Silver was one of more than a few young men from New York's lower east side (Barnett Brickner, rabbi of Anshe Chesed, was another) who had gone to the Hebrew Union College in Cincinnati to be educated to lead congregations that their parents would not have attended. 

Like Israel Porath, Abba Hillel Silver knew Hebrew and Yiddish. He loved a Yiddish joke and good Jewish food. He was an author and a scholar, having earned his PhD in 1927. At heart, this was not the man you saw addressing the United Nations or saying a prayer at the inauguration of a president, as he did at Eisenhower's.

Saying kaddish at The Heights Jewish Center can be readily explained. Rabbi Silver's parents made aliyah around 1925 and lived in Jerusalem. His mother Dinah died in 1948, his father Moses in 1949. A loving son, he would want to honor their memory by saying kaddish daily in a minyan for a week or perhaps 30 days. But Reform congregations had only one or two services each week where this prayer could be said.
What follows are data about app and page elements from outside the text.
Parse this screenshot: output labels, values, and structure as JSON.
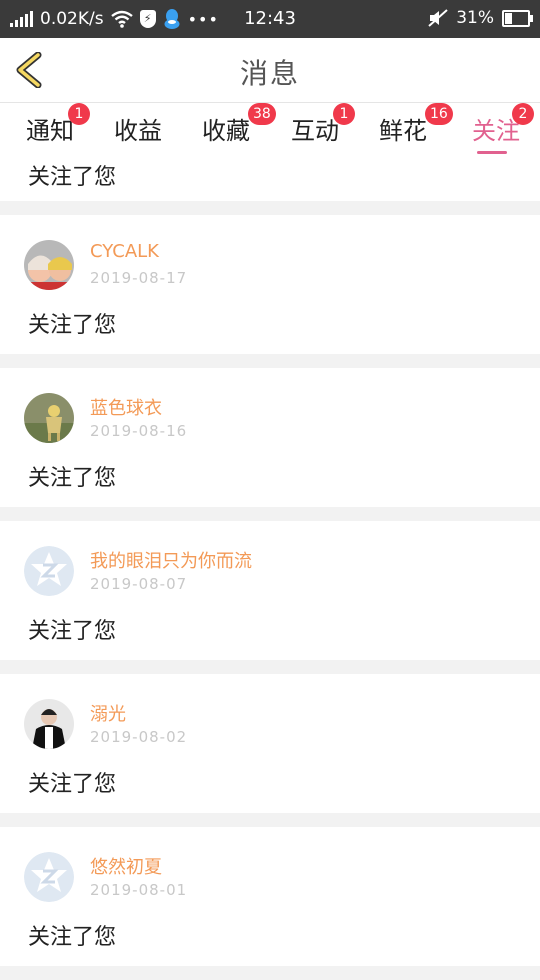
{
  "status_bar": {
    "speed": "0.02K/s",
    "time": "12:43",
    "battery": "31%",
    "battery_level": 0.31
  },
  "header": {
    "title": "消息"
  },
  "tabs": [
    {
      "label": "通知",
      "badge": "1"
    },
    {
      "label": "收益",
      "badge": ""
    },
    {
      "label": "收藏",
      "badge": "38"
    },
    {
      "label": "互动",
      "badge": "1"
    },
    {
      "label": "鲜花",
      "badge": "16"
    },
    {
      "label": "关注",
      "badge": "2"
    }
  ],
  "active_tab": "关注",
  "colors": {
    "accent": "#e1618f",
    "badge": "#f0394b",
    "username": "#f39a57",
    "back_arrow": "#c8a63a"
  },
  "partial_item": {
    "content": "关注了您"
  },
  "items": [
    {
      "name": "CYCALK",
      "date": "2019-08-17",
      "content": "关注了您",
      "avatar": "photo"
    },
    {
      "name": "蓝色球衣",
      "date": "2019-08-16",
      "content": "关注了您",
      "avatar": "photo"
    },
    {
      "name": "我的眼泪只为你而流",
      "date": "2019-08-07",
      "content": "关注了您",
      "avatar": "default-z-icon"
    },
    {
      "name": "溺光",
      "date": "2019-08-02",
      "content": "关注了您",
      "avatar": "photo"
    },
    {
      "name": "悠然初夏",
      "date": "2019-08-01",
      "content": "关注了您",
      "avatar": "default-z-icon"
    }
  ]
}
That is why he would visit his friend's synagogue.

There is another reason as well, one I will call "spiritual". How can anyone leading a service say kaddish mindfully, thinking of the deceased and their years together, truly mourning the departed, while reciting the names of hundreds of deceased members?

On the afternoon of Yom Kippur at a large congregation I saw this conflict resolved. The senior rabbi, whose father had died during the past year, turned the Yizkor service over to the other rabbi. He then sat in the congregation next to his wife. Abba Hillel Silver would have felt the same division of attention. He dealt with it by saying kaddish seated in another shul.

The old "Classic Reform" of Silver's time is long gone, replaced by a Reform Judaism that is warmer with far more respect for tradition. Friday evening services have taken the place of Sunday mornings. Rabbis wear tallit and kippah. Bar and Bat Mitzvahs are celebrated. But to say kaddish daily in a minyan Reform Jews must still go to a Conservative or Orthodox shul where, it should be noted, they will be most welcome.